3 Holiday Traditions You Can Still Celebrate Despite Coronavirus Rules
It's a time of year when we all want to be together. So now what?
It's kinda weird. Easter and Passover are the holiest religious holidays of the year, a time for worship, and spending time with family and friends. And yet we can't do any of those things this year because of the shelter-at-home and social distancing rules of the coronavirus pandemic.
Or can we? It's important to try and maintain some normalcy says Audrey McClelland, mom of five and former cast member of TLC's parenting show What She Said. "This is going to be the Easter that (our children) remember for the rest of their lives," she told USAToday "We need to make this special."
WorshipFew if any churches or synagogues are open. But many houses of worship are turning to the internet, social media, and even video conferencing to bring people together.
Churches may be empty, but many are offering online services.Debby Hudson
My church has been hosting church services on our Facebook page for the past month, and there will be Easter worship too. Chances are if you go to your favorite church's or temple's Facebook page, you'll find a service or mass online.If you have clergy in your family, maybe you could try a Zoom service. That's how my Sparkt colleague Jenn's family celebrated Shabbat last Friday, with live streaming from the synagogue where her cousin is a Rabbi.

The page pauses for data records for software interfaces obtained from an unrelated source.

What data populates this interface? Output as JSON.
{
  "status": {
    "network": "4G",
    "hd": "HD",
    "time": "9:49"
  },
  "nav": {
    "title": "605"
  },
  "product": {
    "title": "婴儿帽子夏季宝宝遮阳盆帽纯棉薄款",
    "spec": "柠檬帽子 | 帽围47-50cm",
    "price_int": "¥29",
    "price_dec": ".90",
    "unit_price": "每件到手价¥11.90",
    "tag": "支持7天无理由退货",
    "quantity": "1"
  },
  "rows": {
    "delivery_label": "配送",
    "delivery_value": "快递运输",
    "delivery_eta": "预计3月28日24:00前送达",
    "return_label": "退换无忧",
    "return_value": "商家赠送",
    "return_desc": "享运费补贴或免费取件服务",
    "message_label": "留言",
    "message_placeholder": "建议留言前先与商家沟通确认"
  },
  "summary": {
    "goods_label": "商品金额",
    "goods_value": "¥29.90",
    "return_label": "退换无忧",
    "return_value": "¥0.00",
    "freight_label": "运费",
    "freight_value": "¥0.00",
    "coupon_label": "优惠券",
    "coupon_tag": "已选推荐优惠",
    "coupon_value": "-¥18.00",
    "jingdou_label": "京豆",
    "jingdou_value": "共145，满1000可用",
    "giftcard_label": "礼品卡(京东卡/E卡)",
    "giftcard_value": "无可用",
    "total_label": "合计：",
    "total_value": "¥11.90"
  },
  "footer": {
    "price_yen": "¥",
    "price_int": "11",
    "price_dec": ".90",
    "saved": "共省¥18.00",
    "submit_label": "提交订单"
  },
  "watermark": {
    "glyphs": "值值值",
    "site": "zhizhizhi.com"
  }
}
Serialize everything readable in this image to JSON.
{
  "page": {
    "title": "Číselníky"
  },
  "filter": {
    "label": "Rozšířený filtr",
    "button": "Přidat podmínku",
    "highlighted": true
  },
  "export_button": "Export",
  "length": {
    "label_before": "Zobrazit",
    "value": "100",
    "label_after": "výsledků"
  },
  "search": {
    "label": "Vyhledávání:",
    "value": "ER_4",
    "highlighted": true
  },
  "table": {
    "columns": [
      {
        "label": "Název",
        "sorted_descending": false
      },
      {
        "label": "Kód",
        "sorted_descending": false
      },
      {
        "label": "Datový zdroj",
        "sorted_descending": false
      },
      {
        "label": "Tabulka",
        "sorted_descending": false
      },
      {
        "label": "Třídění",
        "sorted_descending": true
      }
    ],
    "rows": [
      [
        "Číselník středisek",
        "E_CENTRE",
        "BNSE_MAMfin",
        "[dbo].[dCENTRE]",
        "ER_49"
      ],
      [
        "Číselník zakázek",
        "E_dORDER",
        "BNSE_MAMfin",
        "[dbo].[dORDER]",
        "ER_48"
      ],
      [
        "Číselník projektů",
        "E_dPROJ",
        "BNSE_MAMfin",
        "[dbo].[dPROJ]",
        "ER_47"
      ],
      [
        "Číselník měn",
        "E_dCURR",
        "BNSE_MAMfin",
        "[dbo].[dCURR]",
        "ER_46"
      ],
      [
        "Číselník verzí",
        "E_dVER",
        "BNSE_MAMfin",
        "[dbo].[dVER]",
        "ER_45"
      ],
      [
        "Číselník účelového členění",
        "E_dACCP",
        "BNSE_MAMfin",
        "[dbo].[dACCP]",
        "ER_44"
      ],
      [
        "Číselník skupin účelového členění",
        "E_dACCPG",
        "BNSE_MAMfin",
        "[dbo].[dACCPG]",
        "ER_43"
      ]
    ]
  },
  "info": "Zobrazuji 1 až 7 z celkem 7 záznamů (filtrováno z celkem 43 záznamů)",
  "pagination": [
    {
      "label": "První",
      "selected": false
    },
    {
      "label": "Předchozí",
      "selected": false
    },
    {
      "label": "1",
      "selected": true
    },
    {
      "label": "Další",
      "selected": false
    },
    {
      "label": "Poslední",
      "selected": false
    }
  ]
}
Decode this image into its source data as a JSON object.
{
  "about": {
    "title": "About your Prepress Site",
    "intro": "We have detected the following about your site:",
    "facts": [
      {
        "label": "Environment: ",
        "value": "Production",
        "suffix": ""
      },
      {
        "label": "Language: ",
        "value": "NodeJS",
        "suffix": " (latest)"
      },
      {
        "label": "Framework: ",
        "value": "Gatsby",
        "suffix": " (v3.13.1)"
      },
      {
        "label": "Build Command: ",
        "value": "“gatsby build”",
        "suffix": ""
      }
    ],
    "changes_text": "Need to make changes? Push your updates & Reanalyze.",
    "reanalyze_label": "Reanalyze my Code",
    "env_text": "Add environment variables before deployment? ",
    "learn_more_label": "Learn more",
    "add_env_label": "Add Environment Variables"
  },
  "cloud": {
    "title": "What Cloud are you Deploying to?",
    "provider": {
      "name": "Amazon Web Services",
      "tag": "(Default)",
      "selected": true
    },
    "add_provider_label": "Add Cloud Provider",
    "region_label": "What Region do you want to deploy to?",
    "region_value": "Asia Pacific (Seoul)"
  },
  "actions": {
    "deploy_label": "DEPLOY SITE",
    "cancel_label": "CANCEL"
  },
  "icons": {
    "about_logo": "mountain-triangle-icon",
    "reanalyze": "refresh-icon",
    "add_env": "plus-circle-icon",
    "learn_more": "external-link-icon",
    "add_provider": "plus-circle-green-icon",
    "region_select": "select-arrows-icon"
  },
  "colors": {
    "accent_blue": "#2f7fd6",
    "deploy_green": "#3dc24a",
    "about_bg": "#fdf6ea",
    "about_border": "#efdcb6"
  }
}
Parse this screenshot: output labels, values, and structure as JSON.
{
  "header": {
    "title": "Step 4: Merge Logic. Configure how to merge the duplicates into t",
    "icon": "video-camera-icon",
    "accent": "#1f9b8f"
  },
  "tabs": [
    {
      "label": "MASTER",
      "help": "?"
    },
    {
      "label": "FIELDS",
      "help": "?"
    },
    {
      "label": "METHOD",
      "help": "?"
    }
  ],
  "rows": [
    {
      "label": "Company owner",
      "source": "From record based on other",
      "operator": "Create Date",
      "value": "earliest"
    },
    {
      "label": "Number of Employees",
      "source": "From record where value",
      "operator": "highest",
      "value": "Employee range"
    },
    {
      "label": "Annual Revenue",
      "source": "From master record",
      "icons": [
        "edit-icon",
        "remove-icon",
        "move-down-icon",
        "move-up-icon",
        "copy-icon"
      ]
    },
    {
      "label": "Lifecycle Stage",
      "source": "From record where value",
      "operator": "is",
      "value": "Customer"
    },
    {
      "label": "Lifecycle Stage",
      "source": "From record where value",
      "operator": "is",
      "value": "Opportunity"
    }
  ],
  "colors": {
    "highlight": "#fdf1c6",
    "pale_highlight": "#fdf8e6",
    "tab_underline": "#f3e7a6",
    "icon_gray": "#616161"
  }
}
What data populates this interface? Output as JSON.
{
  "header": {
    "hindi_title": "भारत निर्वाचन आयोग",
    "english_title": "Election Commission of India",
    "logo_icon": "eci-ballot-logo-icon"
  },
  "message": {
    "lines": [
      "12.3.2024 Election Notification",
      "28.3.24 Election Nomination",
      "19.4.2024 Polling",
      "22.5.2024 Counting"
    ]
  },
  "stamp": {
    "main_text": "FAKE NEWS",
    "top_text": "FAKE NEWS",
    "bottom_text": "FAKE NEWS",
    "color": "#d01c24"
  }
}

Jenn's family also used Zoom to have a family get together Wednesday night, just before the Seder meal that's the traditional start of the seven days of Passover.
Even Jenn's 94-year old grandmother, who lives alone, was able to get on. "We struggled a bit to get her on Zoom initially but she is perfect at joining now," Jenn explained. "She is super sharp and was so happy to see her children, her grandchildren and her great grandchildren!"
Jenn's family didn't attempt to have a group Seder meal on Zoom. But she did use the internet to prepare the meal herself for the first time.
Jenn & her boyfriend shared the Seder meal and its six foods with symbolic meaning.
New York party planner Seri Kertzner says it's not out of question to try a Zoom Easter dinner from multiple locations. "You maybe all sit down and eat together, and you have a computer at your table," she told USAToday. "You would never in a million years do that, right? But this case is different. That's a way to invite your family into your table."
Would video conferencing Easter dinner from multiple houses work for your family?
Of course a Zoom Easter meal would never work in my family because we all talk at the same time. But Kertzner says it could be successfull if you pick a moderator and everyone agrees to speak one at a time.
Easter Egg Hunts
An Easter egg hunt would be the ultimate violation of social distancing with dozens of kids diving all over each other to grab as many eggs as possible.
An outdoor public Easter egg hunt is a no-no this year.Denisse Leon
Event company owner Erin Sprinkel says if there are kids in your house, this is the year to go overboard with an indoor egg hunt. If it's just you and your significant other, hide eggs filled with love notes and ideas for things you'll do together post-quarantine.
My neighborhood is having a "safe" egg hunt, and you could do it too. You simply color large paper Easter eggs and put them in your windows. Then families in the neighborhood can go for a walk and look for them.
Invite your neighbors to put colored pictures of Easter eggs in their windows for passersby to find.
Jodi Durr, who runs the Christian-focused parenting blog Meaningful Mama, also reminds us not to forget about people in retirement and nursing homes who might need to connect during this time, whether by phone or videoconference. She says Easter can offer hope to Christians during this pandemic.